7 results directly related Exclude narrower terms

Vilnius Lithuania, "A painting of the reflection of a building in Vilnius"

Photograph of a drawing or painting that seems to depict the reflection of a street with buildings and a pavement as it would appear if mirrored in a puddle. There are cracks in the pavement, and the sky looks dark and ominous. The caption of the photograph says "depth in proportion", perhaps indicating the title of this drawing/painting.

Photographer unknown

Vilnius Lithuania, "A young child named Alexander Kreine"

Photograph of Alexander Kreine (alternative spelling: Aleksandr Kreyn), a young child around the age of 5 years old standing on the icy streets of Vilnius. The caption for this photograph notes that this child is named Alexander Kreine, which matches with a famous Jewish composer born around 1882. Since this photograph was taken in 1938, this is not the famous composer, but the similarity in names is interesting nonetheless.

While Vilnius was not formally ghettoized by 1938, only forming in September 1941, the oppressive policies and hardships for Jews in most of Europe and especially in Eastern Europe were apparent and heightened by this point, setting a sombre tone for this photograph.

Photographer unknown

Vilnius Lithuania, "Inter-Jewish school athletics day"

Photograph of students taking part in school athletics. This photograph is taken from the sidelines by a spectator of athletics day, held between various Jewish schools in the area and surrounds. The children are lined up and are doing activities such as high and long jump. This kind of event was necessary to hold among Jewish schools since secular and non-Jewish schools were unlikely to 'mix' with Jewish students, thus meaning the community turned inwards to other Jewish schools for interschool competition and cooperative activities.

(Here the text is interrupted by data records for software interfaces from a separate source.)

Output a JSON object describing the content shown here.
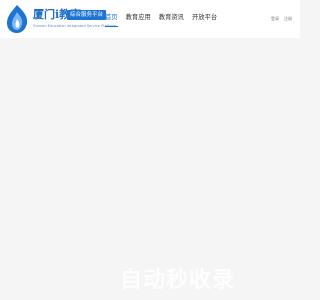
{
  "header": {
    "logo": {
      "title": "厦门i教育",
      "badge": "综合服务平台",
      "subtitle": "Xiamen Education Integrated Service Platform"
    },
    "nav": [
      "首页",
      "教育应用",
      "教育资讯",
      "开放平台"
    ],
    "active_nav_index": 0,
    "user": {
      "login": "登录",
      "register": "注册"
    }
  },
  "watermark": "自动秒收录",
  "colors": {
    "brand": "#1e74d2",
    "background": "#f5f5f5",
    "header": "#ffffff"
  }
}
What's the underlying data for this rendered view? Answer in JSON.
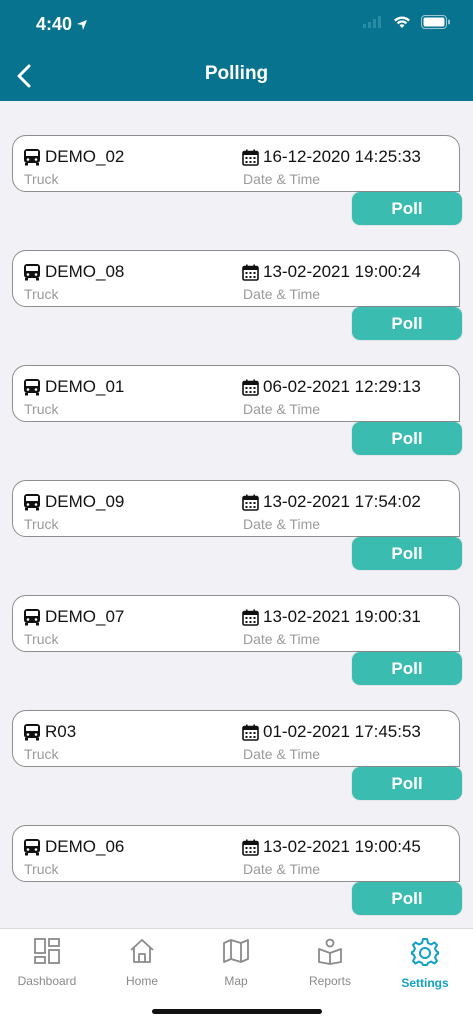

Photographer unknown

Vilnius Lithuania, "The Sholem Aleichem class"

Photograph of the "Mavfitsi" Haskalah school children and teachers. All students and teachers are male, and are aged from early adolescence to manhood.

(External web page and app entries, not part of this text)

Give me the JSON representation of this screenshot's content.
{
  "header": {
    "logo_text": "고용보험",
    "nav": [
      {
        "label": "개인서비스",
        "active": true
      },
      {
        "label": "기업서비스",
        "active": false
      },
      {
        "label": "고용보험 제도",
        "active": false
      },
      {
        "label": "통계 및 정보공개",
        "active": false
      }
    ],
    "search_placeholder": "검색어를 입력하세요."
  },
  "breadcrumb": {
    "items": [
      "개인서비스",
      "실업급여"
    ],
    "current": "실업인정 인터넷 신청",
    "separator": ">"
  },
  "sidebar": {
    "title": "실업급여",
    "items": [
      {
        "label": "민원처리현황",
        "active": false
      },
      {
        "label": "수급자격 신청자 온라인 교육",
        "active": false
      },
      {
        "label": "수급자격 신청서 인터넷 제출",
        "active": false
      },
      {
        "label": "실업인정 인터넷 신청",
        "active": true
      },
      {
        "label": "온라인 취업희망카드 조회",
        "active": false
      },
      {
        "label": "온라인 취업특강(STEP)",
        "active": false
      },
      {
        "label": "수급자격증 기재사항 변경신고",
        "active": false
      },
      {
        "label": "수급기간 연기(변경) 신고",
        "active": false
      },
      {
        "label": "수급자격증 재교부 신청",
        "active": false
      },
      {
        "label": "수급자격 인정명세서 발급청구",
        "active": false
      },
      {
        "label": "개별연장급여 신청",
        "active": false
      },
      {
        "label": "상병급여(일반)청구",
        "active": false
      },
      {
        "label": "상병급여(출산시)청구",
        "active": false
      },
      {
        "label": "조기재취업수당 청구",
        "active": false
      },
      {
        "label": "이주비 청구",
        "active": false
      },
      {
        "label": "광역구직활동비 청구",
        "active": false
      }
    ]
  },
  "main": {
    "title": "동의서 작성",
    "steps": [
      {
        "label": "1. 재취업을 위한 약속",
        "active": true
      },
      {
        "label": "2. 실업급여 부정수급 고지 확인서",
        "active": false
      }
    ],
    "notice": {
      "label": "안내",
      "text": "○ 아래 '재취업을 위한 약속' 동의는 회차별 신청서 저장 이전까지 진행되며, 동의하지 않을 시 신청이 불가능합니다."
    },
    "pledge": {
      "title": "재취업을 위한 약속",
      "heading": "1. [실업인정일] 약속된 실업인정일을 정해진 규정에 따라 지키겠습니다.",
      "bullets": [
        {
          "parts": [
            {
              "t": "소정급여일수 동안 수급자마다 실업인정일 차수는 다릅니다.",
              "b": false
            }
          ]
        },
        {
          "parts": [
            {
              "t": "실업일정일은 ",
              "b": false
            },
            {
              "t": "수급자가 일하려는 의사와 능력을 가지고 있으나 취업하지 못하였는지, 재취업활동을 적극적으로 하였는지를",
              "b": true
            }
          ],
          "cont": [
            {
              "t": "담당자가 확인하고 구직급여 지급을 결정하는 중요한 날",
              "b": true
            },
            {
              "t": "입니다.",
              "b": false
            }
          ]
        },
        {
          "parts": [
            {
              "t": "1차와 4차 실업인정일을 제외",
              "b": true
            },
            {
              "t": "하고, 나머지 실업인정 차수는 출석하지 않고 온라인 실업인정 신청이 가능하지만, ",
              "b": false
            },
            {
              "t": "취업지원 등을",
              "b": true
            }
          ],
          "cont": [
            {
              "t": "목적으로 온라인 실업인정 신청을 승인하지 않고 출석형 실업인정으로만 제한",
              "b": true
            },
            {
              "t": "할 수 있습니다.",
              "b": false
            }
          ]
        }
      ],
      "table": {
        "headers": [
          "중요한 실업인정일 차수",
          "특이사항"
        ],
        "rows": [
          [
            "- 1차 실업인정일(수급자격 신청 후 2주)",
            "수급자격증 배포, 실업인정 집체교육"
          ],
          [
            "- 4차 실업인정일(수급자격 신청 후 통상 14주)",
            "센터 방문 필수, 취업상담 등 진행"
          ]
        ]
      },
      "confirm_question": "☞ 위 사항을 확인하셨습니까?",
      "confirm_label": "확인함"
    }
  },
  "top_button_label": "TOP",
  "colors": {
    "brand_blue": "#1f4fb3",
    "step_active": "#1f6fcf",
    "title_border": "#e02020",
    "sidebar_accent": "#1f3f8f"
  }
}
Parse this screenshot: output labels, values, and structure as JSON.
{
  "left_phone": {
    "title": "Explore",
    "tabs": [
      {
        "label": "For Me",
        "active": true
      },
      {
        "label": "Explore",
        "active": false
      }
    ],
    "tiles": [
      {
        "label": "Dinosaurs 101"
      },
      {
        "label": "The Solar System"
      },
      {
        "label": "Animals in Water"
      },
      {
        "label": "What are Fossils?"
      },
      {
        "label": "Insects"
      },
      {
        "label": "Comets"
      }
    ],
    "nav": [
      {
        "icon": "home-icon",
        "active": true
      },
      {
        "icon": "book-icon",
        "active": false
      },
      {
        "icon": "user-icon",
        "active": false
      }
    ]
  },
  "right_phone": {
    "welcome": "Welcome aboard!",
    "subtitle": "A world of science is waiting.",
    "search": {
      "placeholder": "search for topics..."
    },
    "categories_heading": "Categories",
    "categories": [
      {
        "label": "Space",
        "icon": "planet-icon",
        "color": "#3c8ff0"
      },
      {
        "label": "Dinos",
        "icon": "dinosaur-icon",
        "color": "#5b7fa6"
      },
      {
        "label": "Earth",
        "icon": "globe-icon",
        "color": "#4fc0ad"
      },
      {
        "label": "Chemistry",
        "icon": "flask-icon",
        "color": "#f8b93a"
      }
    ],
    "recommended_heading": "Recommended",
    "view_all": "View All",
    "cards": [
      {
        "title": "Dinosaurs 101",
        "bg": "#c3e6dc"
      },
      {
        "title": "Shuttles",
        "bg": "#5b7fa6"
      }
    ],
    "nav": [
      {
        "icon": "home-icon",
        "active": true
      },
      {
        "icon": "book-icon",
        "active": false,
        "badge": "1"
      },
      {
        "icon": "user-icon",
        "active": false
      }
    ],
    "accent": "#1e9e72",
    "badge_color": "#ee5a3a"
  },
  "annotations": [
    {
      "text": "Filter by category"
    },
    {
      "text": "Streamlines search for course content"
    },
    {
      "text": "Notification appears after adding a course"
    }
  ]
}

Haskalah refers to the Jewish Enlightenment, which was an intellectual movement that arose in the late 18th century in central and eastern europe. Those who ascribe to Haskalah are called maskilim, and characteristically intended to integrate Jews into modern society, while simultaneously maintaining and nurturing a Jewish uniqueness. This means that even though some acculturation was encouraged, Haskalah as a movement advocated for preserving the continued existence of Jewish society as a distinct entity and worked towards promoting a spiritual and cultural renewal of Jewish society. [Source:].

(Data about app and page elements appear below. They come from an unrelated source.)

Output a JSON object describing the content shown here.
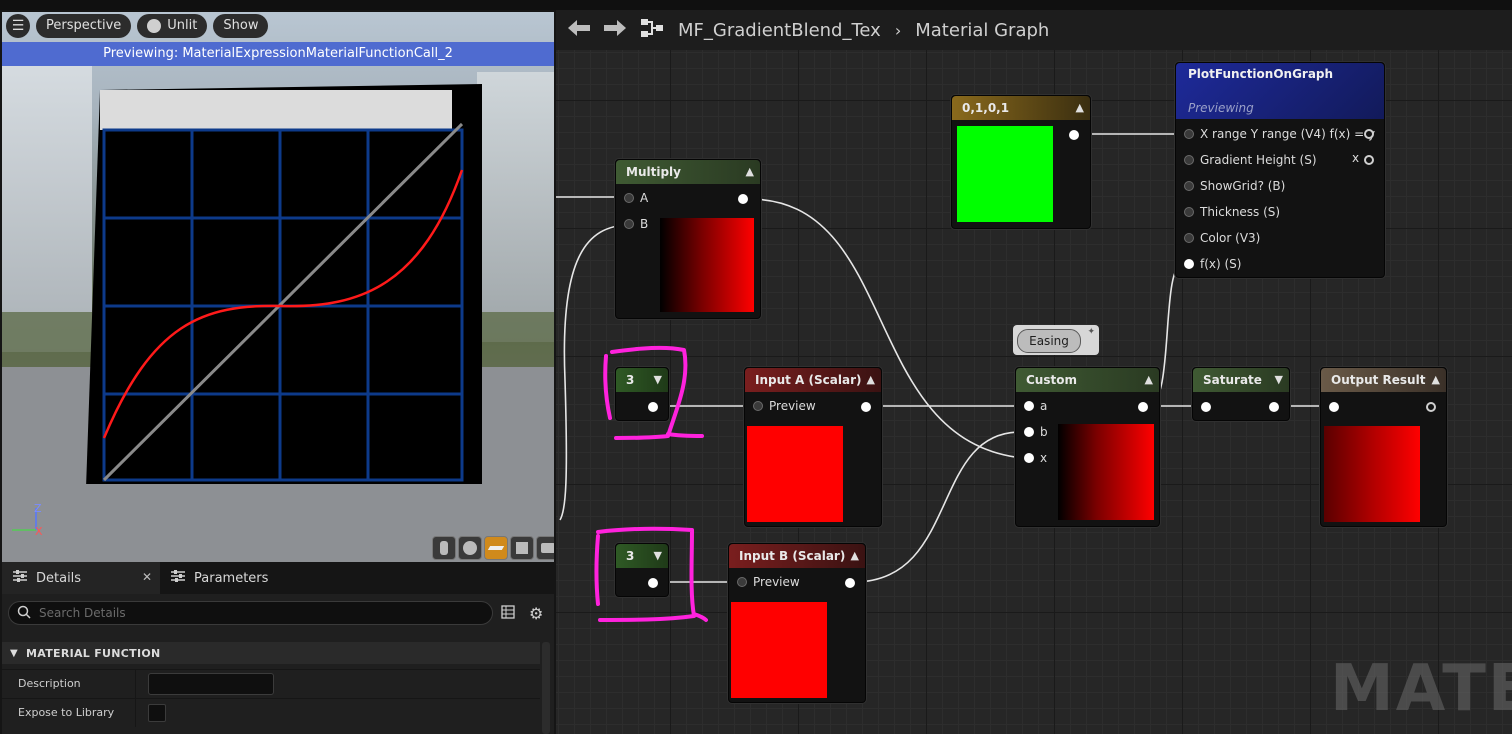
{
  "viewport": {
    "toolbar": {
      "perspective": "Perspective",
      "unlit": "Unlit",
      "show": "Show"
    },
    "banner": "Previewing: MaterialExpressionMaterialFunctionCall_2",
    "axis": {
      "z": "Z",
      "x": "X"
    }
  },
  "details": {
    "tabs": [
      {
        "label": "Details"
      },
      {
        "label": "Parameters"
      }
    ],
    "search_placeholder": "Search Details",
    "section": "MATERIAL FUNCTION",
    "props": [
      {
        "label": "Description"
      },
      {
        "label": "Expose to Library"
      }
    ]
  },
  "graph": {
    "breadcrumb": {
      "asset": "MF_GradientBlend_Tex",
      "graph": "Material Graph"
    },
    "watermark": "MATER"
  },
  "nodes": {
    "multiply": {
      "title": "Multiply",
      "pins": [
        "A",
        "B"
      ]
    },
    "vector": {
      "title": "0,1,0,1"
    },
    "plot": {
      "title": "PlotFunctionOnGraph",
      "subtitle": "Previewing",
      "pins": [
        "X range Y range (V4) f(x) = y",
        "Gradient Height (S)",
        "ShowGrid? (B)",
        "Thickness (S)",
        "Color (V3)",
        "f(x) (S)"
      ],
      "out_label": "x"
    },
    "const1": {
      "value": "3"
    },
    "const2": {
      "value": "3"
    },
    "input_a": {
      "title": "Input A (Scalar)",
      "pin": "Preview"
    },
    "input_b": {
      "title": "Input B (Scalar)",
      "pin": "Preview"
    },
    "custom": {
      "title": "Custom",
      "pins": [
        "a",
        "b",
        "x"
      ],
      "comment": "Easing"
    },
    "saturate": {
      "title": "Saturate"
    },
    "output": {
      "title": "Output Result"
    }
  },
  "colors": {
    "accent_blue": "#4f6bd0",
    "node_green": "#3f5a33",
    "node_red": "#6e1e1e",
    "annotation": "#ff22dd",
    "swatch_red": "#ff0000",
    "swatch_green": "#00ff00"
  }
}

This class was called Sholem Aleichem class, referring to a famous and leading playwright and author who used this as his pen name. Sholem Aleichem wrote stories about 'Tevye the Dairyman' about Jewish life in Eastern Europe, which were later translated into the widely successful musical in 1964, 'Fiddler on the Roof'. This was the first English and largescale commercial production depicting Jewish life in Eastern Europe. The author wrote many short stories and plays, and did a fair amount of lecturing and political activism via representation means while living in America. He advocated strongly for Zionism, the use of Yiddish as a national Jewish language, and was purposeful in all his writing to communicate these ideals. The author in question was born as Solomon Naumovich Rabinovich, but used a slight variation of a common Hebrew and Yiddish greeting - "Shalom Aleichem" - as a pen name. This greeting means "peace to you" or "may peace be upon you". [Source:]. This author's portrait is being held by two young boys in the centre of the front row of the photograph. A suspected relative of Sholem Aleichem, Mr I. Rabinowitz (alternative spelling of the author's given surname, Rabinovich) is photographed in the back row, third from the left.

Photographer unknown